Top of EXERCISE MATERIAL
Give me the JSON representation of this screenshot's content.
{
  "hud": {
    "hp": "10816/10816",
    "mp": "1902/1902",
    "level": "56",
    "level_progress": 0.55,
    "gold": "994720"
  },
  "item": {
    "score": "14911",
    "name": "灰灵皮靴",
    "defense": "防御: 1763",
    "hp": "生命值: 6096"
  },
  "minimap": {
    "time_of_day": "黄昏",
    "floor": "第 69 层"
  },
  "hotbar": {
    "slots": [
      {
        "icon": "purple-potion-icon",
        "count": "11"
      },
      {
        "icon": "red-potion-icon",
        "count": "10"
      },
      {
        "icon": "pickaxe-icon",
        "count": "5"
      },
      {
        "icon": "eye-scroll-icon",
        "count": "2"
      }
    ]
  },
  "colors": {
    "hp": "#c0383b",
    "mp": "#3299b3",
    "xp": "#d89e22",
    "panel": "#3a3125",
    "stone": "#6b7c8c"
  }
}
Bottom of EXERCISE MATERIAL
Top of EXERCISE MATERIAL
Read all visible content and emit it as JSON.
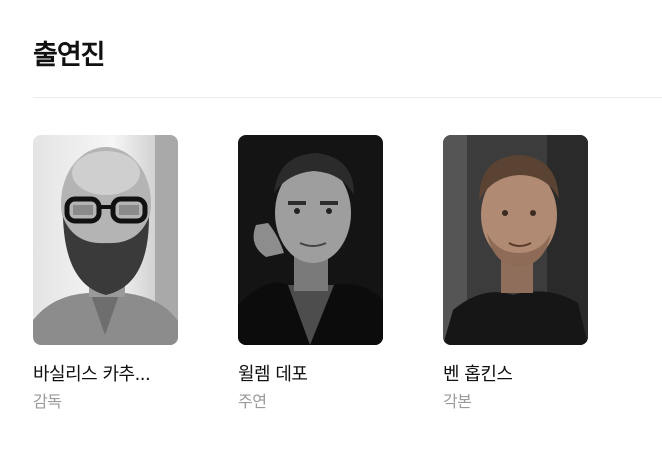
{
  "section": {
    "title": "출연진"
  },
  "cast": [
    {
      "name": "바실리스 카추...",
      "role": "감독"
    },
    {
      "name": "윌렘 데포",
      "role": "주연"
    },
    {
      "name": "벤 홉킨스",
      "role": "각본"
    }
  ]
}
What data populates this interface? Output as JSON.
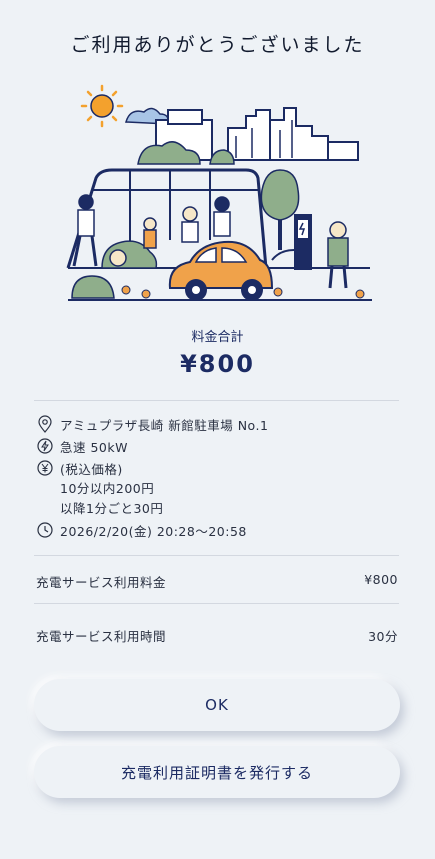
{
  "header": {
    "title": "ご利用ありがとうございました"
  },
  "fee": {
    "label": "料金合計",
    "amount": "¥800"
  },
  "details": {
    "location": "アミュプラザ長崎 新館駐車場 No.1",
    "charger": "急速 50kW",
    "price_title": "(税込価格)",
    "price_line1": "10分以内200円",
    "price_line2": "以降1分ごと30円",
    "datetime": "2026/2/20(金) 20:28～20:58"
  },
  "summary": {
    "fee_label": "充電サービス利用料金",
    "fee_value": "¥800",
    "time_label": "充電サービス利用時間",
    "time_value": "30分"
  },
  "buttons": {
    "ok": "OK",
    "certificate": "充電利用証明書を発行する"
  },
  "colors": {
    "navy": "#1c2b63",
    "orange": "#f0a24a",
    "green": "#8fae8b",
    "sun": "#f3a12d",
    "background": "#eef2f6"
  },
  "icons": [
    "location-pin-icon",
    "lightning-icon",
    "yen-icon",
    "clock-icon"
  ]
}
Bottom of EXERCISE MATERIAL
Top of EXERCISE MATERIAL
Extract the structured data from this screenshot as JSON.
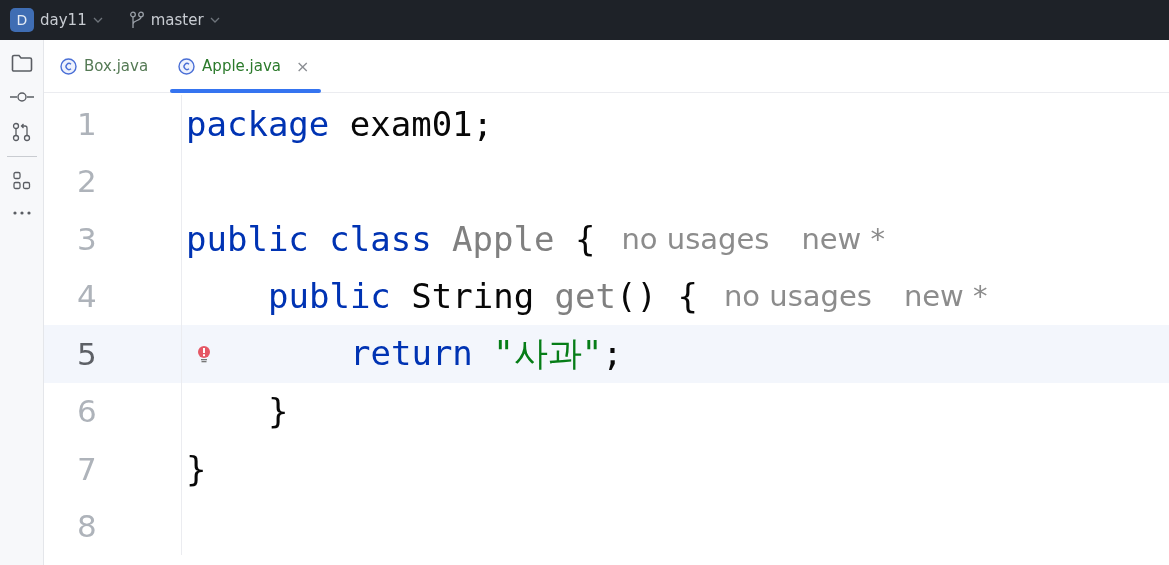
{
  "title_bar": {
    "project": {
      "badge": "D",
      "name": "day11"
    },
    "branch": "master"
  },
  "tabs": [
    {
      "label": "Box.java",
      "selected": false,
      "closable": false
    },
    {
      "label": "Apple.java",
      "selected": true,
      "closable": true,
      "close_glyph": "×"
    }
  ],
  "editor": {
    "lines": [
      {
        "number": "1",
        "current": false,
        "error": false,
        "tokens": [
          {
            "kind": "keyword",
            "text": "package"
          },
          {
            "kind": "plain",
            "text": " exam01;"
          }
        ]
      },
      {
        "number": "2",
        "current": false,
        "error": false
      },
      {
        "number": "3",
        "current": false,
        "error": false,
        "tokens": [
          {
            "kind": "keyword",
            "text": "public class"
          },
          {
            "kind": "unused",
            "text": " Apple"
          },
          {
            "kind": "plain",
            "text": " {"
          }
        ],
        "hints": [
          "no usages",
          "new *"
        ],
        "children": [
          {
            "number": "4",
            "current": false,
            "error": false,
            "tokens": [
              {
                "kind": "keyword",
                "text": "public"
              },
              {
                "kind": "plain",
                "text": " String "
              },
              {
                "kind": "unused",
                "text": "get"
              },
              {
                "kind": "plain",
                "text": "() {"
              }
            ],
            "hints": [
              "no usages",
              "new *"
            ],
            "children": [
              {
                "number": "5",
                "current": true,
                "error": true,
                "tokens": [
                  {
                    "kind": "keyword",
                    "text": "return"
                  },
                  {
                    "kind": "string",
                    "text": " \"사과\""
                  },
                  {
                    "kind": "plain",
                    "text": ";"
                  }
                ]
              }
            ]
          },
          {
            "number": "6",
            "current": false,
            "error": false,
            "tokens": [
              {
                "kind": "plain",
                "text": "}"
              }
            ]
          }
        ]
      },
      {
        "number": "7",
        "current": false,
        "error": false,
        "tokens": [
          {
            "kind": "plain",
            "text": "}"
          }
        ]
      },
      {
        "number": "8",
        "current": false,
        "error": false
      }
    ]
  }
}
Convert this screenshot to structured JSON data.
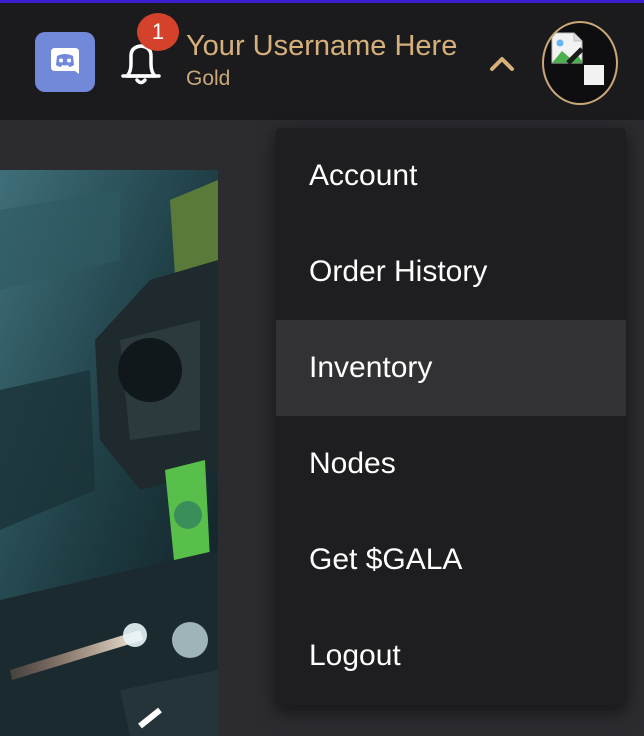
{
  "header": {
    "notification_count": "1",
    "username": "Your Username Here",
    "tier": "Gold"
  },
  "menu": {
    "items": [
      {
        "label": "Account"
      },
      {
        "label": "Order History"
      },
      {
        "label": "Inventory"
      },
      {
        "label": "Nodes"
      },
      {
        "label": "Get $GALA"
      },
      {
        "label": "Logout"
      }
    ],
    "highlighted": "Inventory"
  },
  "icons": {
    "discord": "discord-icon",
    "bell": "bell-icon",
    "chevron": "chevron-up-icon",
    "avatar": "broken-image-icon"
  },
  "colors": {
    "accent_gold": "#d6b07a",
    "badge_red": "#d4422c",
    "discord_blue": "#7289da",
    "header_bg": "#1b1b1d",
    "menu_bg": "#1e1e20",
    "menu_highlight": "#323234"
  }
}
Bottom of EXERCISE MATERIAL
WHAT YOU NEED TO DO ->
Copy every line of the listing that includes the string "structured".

REPLY TO THE EXERCISE ->
Extract the structured data from this screenshot as JSON.
Convert this screenshot to structured JSON data.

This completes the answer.